Monomethylhydrazine (mono-methyl hydrazine, MMH) is a deadly, volatile hydrazine chemical with the chemical formula CH3(NH)NH2. It is used as a rocket propellant in bipropellant rocket engines because it is “hypergolic” with various oxidizers such as nitrogen tetroxide (N
4) and nitric acid (HNO
3). As a propellant, it is described in specification MIL-PRF-27404.
|Preferred IUPAC name
3D model (JSmol)
CompTox Dashboard (EPA)
|Molar mass||46.073 g·mol−1|
|Appearance||Fuming, colourless liquid|
|Density||875 mg·mL−1 (at 20 °C)|
|Melting point||−52 °C (−62 °F; 221 K)|
|Boiling point||87.50 °C; 189.50 °F; 360.65 K|
|Vapor pressure||5.00 kPa (at 20 °C)|
Refractive index (nD)
Heat capacity (C)
Std enthalpy of
Std enthalpy of
|−1305.8 – −1304.6 kJ·mol−1|
|Safety data sheet||inchem.org|
|GHS Signal word||Danger|
|H225, H300, H311, H314, H330, H351, H411|
|P210, P260, P273, P280, P284|
|NFPA 704 (fire diamond)|
|Flash point||−8 °C; 17 °F; 265 K |
|196 °C (385 °F; 469 K)|
|Lethal dose or concentration (LD, LC):|
LD50 (median dose)
|32 mg·kg−1 (oral, rat)|
LC50 (median concentration)
|34 ppm (rat, 4 hr)|
74 ppm (rat, 4 hr)
162 ppm (monkey, 1 hr)
195 ppm (dog, 30 min)
145 ppm (monkey, 30 min)
272 ppm (mouse, 30 min)
427 ppm (rat, 30 min)
56 ppm (mouse, 4 hr)
143 ppm (hamster, 4 hr)
|NIOSH (US health exposure limits):|
|C 0.2 ppm (0.35 mg·m−3) [skin]|
|Ca C 0.04 ppm (0.08 mg·m−3) [2-hr]|
IDLH (Immediate danger)
|Ca [20 ppm]|
Except where otherwise noted, data are given for materials in their standard state (at 25 °C [77 °F], 100 kPa).
|what is ?)(|
MMH is a hydrazine-derivative that was once used in the orbital maneuvering system (OMS) and reaction control system (RCS) engines of NASA's Space Shuttle, which used MMH and MON-3 (a mixture of nitrogen tetroxide with approximately 3% nitric oxide). This chemical is toxic and carcinogenic in small amounts, but it is easily stored in orbit, providing moderate performance for very low fuel tank system weight. MMH and its chemical relative unsymmetrical dimethylhydrazine (UDMH) have a key advantage that they are stable enough to be used in regeneratively cooled rocket engines. The European Space Agency (ESA) has attempted to seek new options in terms of bipropellant rocket combinations to avoid using deadly chemicals such as MMH and its relatives.

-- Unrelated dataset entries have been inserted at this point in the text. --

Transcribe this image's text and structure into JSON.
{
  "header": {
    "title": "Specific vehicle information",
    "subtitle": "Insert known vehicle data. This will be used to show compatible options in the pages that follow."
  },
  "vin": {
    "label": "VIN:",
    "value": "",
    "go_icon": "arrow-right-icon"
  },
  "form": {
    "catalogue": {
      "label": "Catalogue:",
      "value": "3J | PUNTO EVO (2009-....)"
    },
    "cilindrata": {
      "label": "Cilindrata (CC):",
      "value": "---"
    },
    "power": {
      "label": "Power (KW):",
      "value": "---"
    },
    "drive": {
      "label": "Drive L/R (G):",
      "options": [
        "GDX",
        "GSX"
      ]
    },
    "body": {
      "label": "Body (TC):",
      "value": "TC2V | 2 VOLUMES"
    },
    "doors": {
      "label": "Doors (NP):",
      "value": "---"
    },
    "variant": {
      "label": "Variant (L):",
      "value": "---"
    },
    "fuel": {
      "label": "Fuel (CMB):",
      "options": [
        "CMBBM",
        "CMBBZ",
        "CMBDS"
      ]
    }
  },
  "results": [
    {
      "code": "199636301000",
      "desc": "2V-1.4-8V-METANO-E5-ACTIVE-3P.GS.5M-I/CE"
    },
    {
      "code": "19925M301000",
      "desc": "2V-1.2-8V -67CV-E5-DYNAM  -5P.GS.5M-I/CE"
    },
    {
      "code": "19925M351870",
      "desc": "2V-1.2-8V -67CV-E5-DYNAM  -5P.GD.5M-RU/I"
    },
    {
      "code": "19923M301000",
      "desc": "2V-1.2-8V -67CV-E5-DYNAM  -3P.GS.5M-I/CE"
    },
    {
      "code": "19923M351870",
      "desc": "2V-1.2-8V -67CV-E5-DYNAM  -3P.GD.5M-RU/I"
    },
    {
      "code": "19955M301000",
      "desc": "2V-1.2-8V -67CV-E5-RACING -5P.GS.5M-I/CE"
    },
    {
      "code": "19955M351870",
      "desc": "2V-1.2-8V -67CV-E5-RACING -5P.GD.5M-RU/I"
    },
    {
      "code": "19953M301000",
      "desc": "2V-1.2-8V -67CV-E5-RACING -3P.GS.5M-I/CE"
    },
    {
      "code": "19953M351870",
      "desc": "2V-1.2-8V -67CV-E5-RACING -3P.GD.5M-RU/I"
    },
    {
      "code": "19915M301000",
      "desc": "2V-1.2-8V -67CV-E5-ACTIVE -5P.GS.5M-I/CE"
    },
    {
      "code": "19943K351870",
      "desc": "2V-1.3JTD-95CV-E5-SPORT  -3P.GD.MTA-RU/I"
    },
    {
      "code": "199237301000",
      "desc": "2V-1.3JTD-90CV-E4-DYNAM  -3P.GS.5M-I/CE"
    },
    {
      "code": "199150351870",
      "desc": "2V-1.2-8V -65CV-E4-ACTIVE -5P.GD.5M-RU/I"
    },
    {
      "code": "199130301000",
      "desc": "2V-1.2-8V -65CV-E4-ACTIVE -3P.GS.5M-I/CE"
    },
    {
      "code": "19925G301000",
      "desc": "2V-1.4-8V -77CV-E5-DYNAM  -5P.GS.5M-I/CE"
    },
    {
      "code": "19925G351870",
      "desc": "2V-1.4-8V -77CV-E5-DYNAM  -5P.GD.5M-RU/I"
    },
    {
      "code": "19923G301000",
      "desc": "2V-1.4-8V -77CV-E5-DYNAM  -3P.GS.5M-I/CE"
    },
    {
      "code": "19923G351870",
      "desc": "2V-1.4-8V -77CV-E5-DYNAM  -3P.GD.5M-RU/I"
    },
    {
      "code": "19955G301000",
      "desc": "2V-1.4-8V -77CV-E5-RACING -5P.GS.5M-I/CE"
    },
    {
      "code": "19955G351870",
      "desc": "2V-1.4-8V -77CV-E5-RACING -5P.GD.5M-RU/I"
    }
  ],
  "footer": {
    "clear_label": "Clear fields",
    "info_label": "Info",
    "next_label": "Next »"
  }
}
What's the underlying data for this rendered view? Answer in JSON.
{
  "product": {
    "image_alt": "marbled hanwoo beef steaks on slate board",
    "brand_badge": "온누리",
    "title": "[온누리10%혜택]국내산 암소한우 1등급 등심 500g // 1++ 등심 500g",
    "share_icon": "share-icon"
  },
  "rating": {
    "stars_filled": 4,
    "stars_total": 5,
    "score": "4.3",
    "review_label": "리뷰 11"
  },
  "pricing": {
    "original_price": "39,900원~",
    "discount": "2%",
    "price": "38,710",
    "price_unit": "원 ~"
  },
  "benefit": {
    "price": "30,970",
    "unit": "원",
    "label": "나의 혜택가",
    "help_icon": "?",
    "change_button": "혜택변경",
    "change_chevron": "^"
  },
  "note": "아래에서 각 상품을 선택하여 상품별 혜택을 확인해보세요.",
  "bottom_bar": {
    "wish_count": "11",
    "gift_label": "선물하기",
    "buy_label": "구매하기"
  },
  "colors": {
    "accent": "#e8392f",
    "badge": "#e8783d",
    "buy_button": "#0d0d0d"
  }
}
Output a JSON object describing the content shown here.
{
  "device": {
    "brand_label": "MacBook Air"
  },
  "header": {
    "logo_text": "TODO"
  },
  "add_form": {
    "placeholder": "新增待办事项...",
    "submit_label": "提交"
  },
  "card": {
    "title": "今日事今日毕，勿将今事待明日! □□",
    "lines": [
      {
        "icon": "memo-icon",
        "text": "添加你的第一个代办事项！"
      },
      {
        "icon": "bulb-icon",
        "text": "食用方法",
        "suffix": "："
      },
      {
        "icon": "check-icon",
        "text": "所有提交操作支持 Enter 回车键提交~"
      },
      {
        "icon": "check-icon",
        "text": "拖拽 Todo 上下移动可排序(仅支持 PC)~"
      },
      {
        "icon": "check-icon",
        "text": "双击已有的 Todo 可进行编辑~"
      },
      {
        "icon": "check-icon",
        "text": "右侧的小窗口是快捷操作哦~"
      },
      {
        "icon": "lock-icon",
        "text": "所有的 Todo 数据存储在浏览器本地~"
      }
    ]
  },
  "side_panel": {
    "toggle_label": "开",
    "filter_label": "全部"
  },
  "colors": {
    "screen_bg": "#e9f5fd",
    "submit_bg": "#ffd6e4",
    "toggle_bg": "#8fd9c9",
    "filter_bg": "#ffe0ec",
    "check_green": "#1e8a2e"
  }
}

MMH is believed to be the main cause of the toxicity of mushrooms of genus Gyromitra, especially the false morel (Gyromitra esculenta). In these cases, MMH is formed by the hydrolysis of gyromitrin.
A known use of MMH is in the synthesis of suritozole.
- "Monomethylhydrazine - Compound Summary". PubChem Compound. USA: National Center for Biotechnology Information. 26 March 2005. Identification and Related Records. Retrieved 2 May 2012.
- NIOSH Pocket Guide to Chemical Hazards. "#0419". National Institute for Occupational Safety and Health (NIOSH).
- "Methylhydrazine". Immediately Dangerous to Life or Health Concentrations (IDLH). National Institute for Occupational Safety and Health (NIOSH).
- MIL-PRF-27404 (1997-10-01). "Performance Specification, Propellant, Monomethylhydrazine". Archived from the original on 2012-03-20. Retrieved 2011-05-21.
- Preliminary Programme. International Conference on Green Propellant for Space Propulsion. Noordwijk, NL: European Space Agency. 20–22 June 2001.
- Pyysalo, H. (1975). "Some new toxic compounds in false morels, Gyromitra esculenta". Naturwissenschaften. 62 (8): 395. Bibcode:1975NW.....62..395P. doi:10.1007/BF00625355. PMID 1238907. S2CID 178876.
- Immediately Dangerous to Life or Health Concentrations (IDLHs) (Report). U.S. Centers for Disease Control and Prevention.
- NIOSH Pocket Guide to Chemical Hazards (Report). U.S. Centers for Disease Control and Prevention. NPGD #0419.